=== INFORMATION SUPPLIED ===
--------
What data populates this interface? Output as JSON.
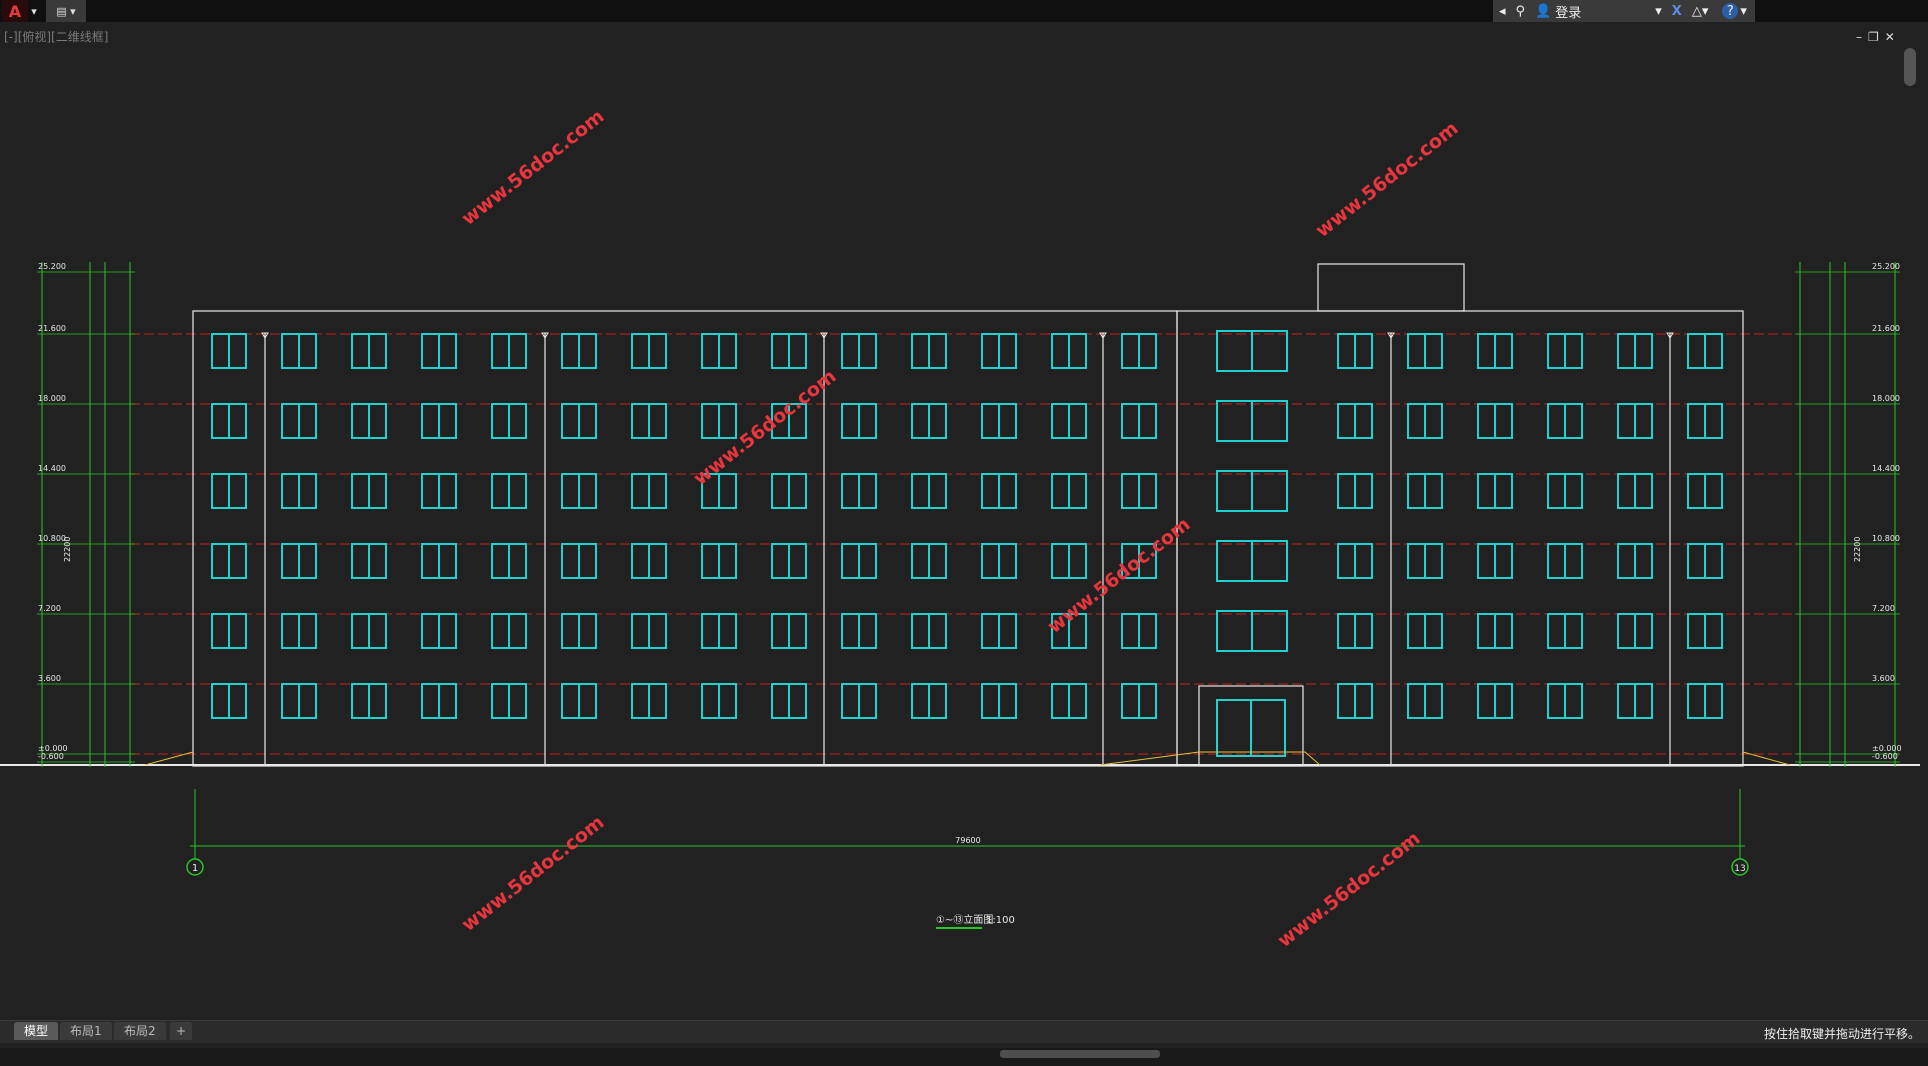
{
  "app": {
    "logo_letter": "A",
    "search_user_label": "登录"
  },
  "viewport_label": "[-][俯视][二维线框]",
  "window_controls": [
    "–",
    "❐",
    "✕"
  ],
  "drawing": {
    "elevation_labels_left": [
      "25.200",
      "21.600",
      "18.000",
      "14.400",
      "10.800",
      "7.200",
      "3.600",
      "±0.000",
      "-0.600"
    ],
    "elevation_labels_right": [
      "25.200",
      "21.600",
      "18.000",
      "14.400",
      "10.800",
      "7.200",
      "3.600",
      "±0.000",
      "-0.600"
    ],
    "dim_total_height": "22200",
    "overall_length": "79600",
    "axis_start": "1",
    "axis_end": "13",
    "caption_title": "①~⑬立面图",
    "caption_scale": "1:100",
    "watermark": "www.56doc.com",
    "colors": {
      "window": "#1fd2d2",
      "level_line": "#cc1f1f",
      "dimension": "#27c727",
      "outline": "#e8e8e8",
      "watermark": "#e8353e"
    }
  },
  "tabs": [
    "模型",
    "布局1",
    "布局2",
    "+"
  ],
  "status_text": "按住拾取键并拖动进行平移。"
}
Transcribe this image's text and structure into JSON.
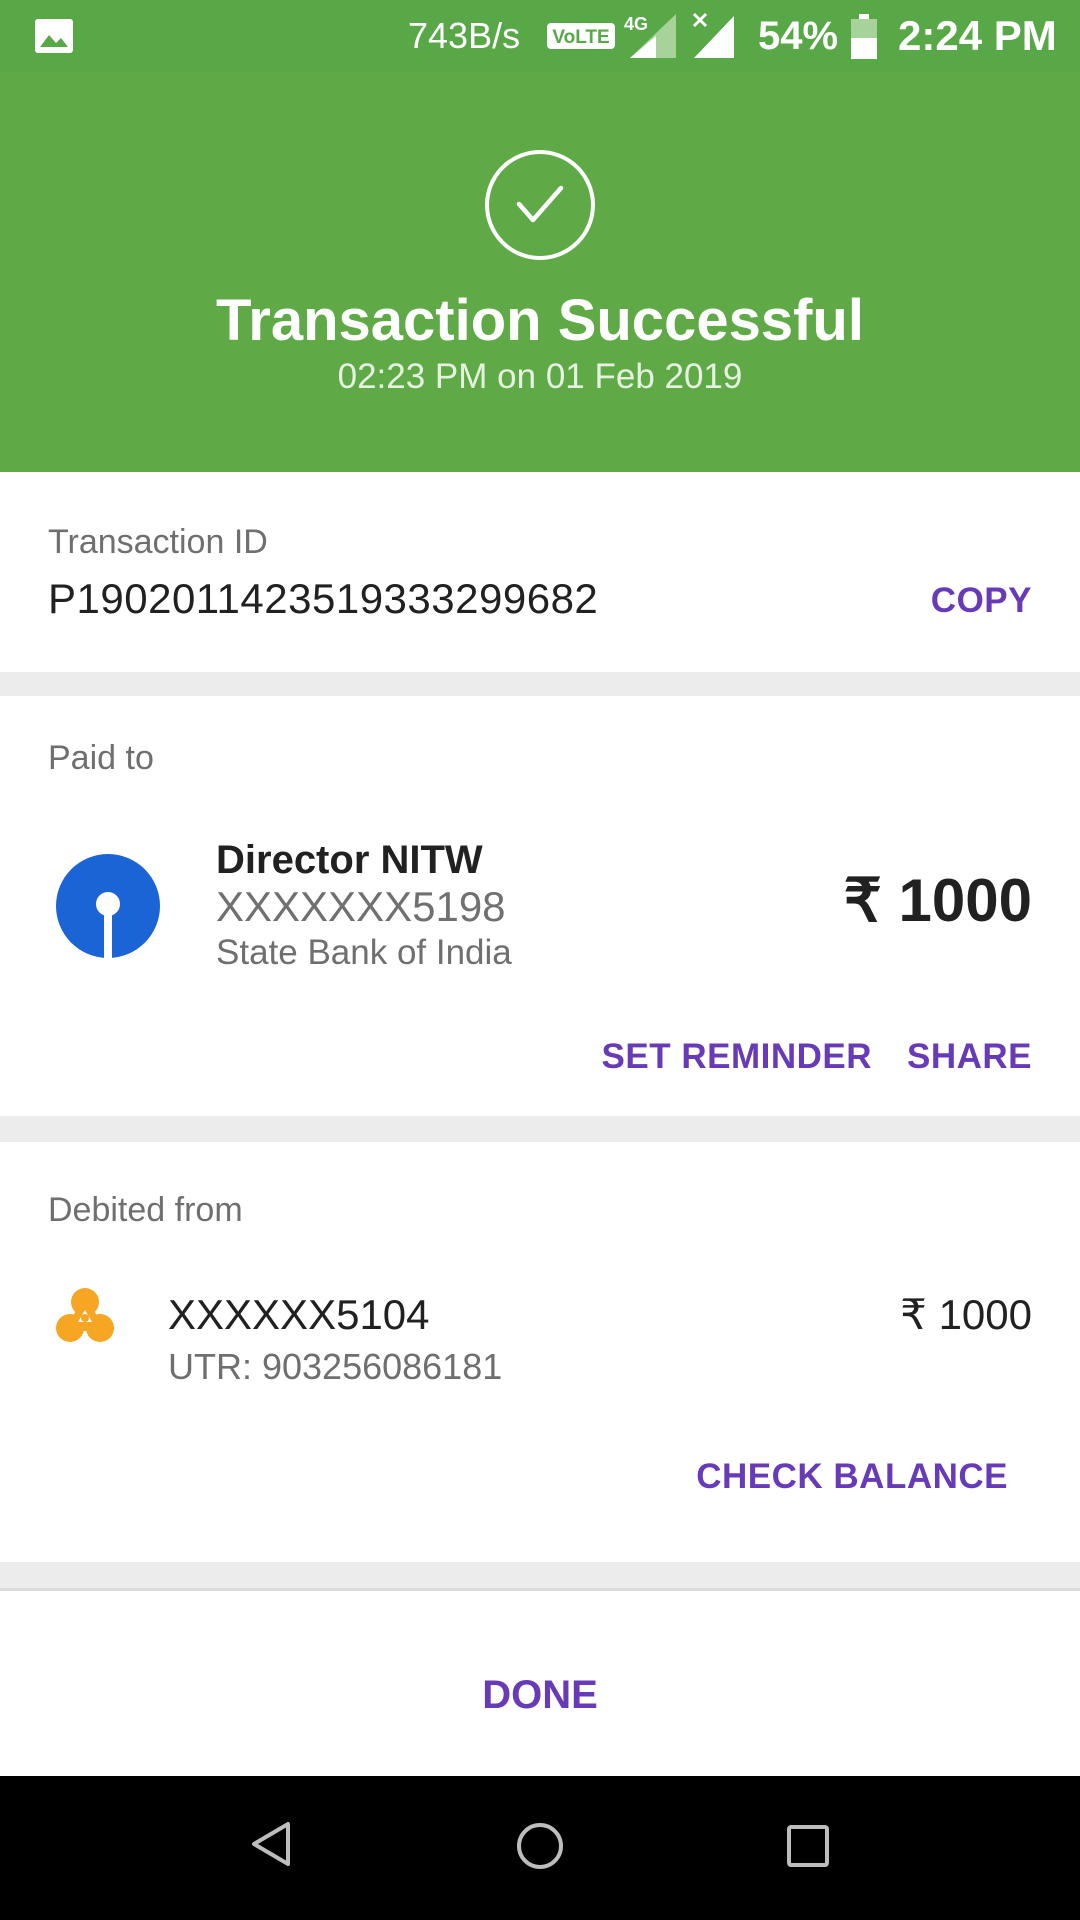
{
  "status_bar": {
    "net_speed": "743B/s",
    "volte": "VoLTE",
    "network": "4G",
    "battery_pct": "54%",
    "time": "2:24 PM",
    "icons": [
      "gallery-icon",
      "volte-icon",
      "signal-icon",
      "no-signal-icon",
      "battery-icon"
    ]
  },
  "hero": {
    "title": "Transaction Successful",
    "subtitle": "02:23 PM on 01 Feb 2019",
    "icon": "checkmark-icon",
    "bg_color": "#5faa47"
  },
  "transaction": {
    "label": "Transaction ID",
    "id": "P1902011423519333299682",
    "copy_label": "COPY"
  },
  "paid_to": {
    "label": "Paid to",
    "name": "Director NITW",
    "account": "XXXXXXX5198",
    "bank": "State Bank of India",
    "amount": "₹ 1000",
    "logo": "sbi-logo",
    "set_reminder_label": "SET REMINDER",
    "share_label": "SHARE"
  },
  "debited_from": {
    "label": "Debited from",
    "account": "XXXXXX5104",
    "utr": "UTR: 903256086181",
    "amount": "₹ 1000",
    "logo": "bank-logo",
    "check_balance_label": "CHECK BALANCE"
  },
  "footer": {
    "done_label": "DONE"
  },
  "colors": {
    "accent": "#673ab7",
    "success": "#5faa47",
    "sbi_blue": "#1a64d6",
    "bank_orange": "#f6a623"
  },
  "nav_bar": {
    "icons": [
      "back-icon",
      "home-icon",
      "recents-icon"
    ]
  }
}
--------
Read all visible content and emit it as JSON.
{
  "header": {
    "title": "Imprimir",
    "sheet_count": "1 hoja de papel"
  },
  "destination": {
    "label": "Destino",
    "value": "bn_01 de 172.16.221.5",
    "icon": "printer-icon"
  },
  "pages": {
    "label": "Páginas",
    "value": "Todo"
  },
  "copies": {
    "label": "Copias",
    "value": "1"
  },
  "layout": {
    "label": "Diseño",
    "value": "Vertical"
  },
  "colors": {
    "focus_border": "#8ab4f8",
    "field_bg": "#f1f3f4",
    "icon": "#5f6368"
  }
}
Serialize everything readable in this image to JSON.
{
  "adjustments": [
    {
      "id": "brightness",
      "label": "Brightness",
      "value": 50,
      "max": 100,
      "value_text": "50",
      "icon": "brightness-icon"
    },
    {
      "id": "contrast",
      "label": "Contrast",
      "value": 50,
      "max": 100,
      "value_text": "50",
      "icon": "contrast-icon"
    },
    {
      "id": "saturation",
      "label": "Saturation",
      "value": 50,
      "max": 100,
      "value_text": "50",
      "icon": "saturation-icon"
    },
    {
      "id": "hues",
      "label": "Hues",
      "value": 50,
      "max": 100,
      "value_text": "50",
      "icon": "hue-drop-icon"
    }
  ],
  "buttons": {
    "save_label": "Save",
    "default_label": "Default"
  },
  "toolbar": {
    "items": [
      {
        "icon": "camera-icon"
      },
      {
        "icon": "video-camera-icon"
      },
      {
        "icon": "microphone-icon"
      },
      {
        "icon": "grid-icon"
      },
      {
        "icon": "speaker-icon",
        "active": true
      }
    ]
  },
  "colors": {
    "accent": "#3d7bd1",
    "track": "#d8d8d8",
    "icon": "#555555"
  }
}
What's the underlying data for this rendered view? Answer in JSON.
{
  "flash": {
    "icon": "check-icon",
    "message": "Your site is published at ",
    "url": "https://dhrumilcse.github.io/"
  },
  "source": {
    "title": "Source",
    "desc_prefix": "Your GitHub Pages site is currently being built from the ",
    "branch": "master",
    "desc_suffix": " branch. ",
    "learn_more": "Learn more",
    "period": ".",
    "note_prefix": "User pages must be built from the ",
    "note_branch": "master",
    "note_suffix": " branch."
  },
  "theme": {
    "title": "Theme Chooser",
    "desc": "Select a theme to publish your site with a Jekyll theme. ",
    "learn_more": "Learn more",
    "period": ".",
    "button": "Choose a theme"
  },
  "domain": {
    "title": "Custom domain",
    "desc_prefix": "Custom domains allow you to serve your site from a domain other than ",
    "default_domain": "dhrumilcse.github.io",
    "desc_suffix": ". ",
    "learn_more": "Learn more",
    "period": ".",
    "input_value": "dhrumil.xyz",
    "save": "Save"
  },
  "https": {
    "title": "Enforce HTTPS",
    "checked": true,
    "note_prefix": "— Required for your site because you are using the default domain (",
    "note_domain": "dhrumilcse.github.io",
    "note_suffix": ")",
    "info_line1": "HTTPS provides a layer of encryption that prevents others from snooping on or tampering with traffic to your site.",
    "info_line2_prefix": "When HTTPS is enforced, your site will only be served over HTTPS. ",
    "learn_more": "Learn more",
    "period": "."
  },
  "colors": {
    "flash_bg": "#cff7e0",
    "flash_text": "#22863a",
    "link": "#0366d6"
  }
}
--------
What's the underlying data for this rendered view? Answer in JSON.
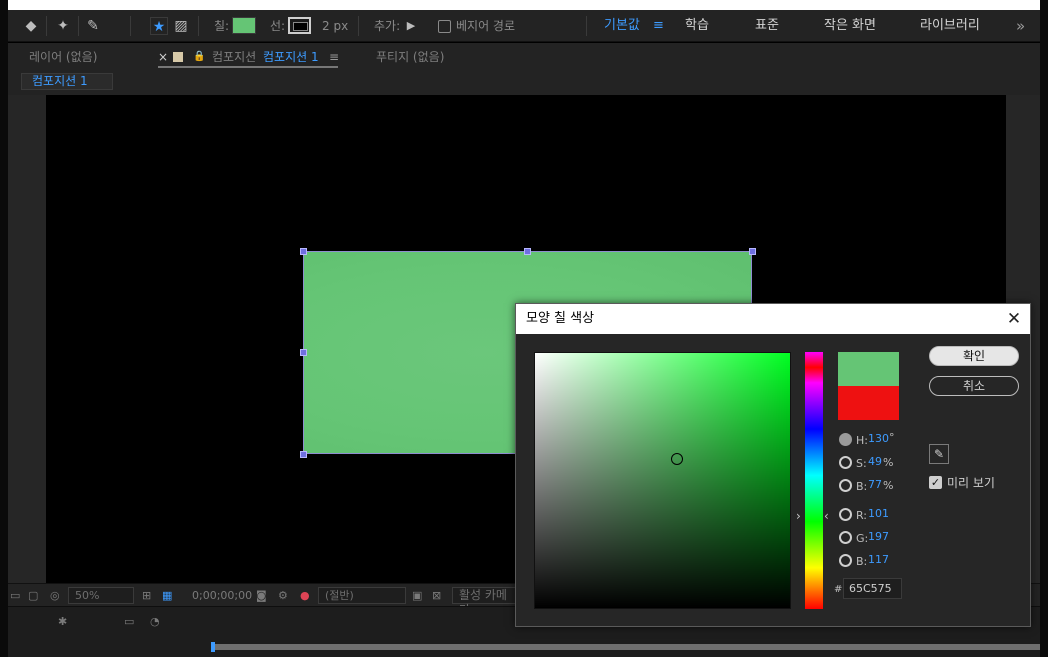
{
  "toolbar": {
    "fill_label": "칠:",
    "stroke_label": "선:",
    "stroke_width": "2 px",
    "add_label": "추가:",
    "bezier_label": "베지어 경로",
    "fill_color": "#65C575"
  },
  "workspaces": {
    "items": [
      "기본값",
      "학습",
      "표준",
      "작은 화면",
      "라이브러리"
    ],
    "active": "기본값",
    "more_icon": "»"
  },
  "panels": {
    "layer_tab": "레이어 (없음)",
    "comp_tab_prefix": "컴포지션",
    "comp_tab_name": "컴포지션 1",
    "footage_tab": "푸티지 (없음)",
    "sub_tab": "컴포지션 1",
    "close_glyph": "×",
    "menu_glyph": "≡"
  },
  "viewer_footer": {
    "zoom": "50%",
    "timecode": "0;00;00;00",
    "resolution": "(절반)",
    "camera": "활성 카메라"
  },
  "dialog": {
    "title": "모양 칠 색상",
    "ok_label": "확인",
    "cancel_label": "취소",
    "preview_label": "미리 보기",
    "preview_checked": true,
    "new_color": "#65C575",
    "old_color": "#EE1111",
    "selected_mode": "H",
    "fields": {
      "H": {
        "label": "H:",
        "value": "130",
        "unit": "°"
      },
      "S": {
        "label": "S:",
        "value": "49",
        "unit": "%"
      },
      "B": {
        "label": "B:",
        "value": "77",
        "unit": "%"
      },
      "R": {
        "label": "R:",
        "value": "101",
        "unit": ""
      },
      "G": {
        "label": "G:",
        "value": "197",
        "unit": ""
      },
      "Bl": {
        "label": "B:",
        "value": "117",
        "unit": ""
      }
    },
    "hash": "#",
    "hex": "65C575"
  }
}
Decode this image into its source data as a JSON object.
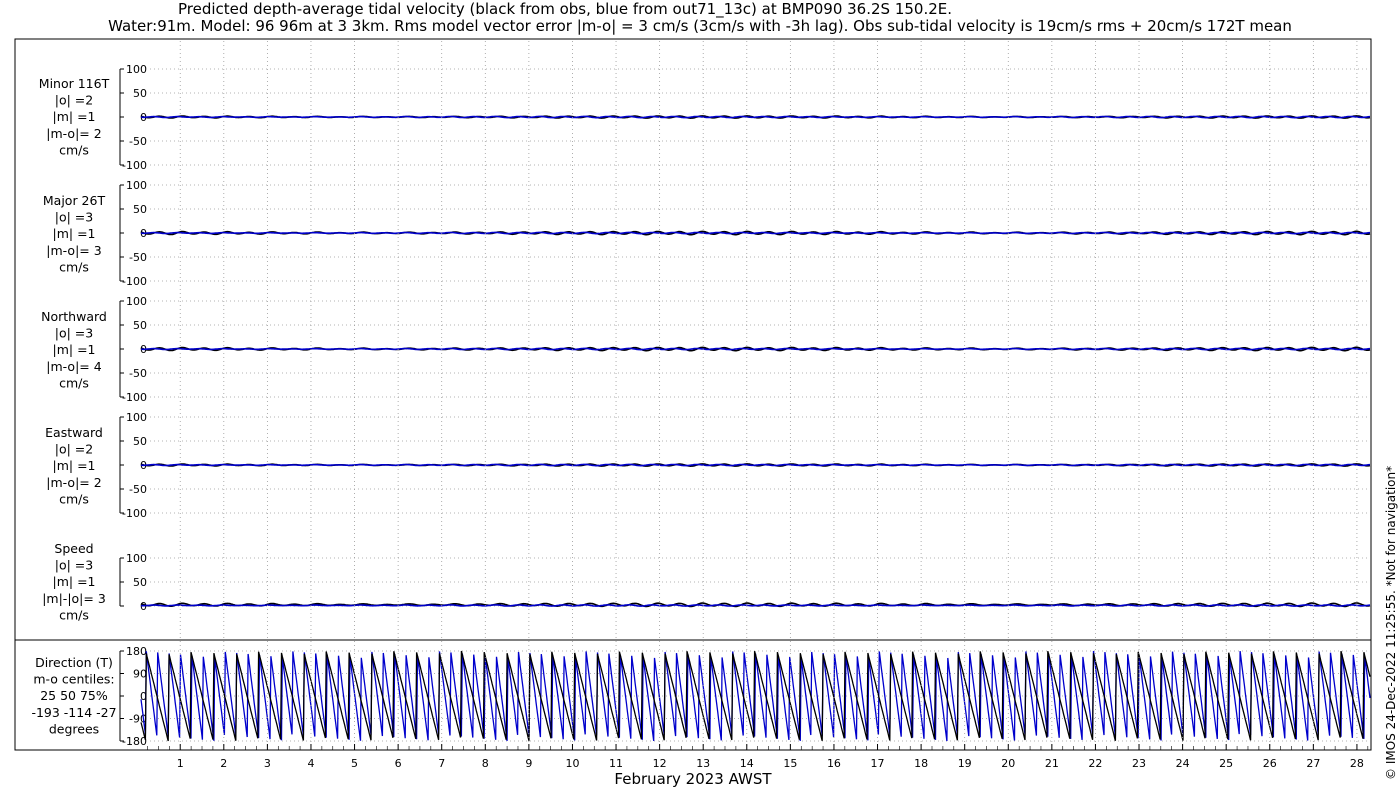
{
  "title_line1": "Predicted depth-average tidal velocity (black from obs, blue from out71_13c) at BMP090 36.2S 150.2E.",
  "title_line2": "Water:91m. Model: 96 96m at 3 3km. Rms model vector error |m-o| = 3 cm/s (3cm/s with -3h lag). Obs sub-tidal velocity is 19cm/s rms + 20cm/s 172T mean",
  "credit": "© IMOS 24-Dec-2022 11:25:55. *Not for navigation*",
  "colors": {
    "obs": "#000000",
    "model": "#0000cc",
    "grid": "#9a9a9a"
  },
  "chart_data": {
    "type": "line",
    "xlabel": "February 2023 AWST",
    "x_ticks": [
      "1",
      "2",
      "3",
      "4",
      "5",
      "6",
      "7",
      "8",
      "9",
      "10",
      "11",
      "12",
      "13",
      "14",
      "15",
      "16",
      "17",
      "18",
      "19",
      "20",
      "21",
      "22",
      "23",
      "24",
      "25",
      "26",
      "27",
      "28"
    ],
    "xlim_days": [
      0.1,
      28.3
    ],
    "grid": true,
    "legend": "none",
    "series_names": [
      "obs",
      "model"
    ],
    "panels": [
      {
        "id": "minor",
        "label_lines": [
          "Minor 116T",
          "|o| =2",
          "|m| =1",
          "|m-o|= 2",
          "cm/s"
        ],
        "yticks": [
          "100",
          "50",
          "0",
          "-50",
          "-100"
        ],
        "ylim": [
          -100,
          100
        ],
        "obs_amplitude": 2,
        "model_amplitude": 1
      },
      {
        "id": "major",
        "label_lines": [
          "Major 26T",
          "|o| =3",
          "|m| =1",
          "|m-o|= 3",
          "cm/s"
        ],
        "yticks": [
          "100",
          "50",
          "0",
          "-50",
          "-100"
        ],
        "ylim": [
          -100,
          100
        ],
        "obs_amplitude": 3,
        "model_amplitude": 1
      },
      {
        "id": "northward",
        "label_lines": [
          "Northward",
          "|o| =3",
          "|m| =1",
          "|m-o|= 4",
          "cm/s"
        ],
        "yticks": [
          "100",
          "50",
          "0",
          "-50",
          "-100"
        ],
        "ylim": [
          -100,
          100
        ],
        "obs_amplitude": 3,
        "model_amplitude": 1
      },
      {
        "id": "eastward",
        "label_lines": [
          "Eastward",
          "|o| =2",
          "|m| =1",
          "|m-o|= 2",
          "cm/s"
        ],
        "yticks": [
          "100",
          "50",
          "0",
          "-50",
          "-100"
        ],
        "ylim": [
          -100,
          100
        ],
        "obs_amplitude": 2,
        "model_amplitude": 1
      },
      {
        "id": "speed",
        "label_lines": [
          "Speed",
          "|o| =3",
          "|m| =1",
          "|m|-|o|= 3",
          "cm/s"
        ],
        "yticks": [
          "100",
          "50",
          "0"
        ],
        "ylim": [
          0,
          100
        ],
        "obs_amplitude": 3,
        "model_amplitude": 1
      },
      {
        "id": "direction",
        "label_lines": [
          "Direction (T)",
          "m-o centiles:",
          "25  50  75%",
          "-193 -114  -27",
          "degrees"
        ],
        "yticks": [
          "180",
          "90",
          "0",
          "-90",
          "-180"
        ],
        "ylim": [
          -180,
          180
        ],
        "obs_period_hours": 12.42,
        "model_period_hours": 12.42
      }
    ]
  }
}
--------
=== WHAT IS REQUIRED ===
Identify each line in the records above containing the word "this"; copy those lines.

=== EXERCISE RESPONSE ===
What data populates this interface? Output as JSON.
Transcribe this image's text and structure into JSON.
Serialize everything readable in this image to JSON.
What's the underlying data for this rendered view? Answer in JSON.
What's the underlying data for this rendered view? Answer in JSON.
Decode this image into its source data as a JSON object.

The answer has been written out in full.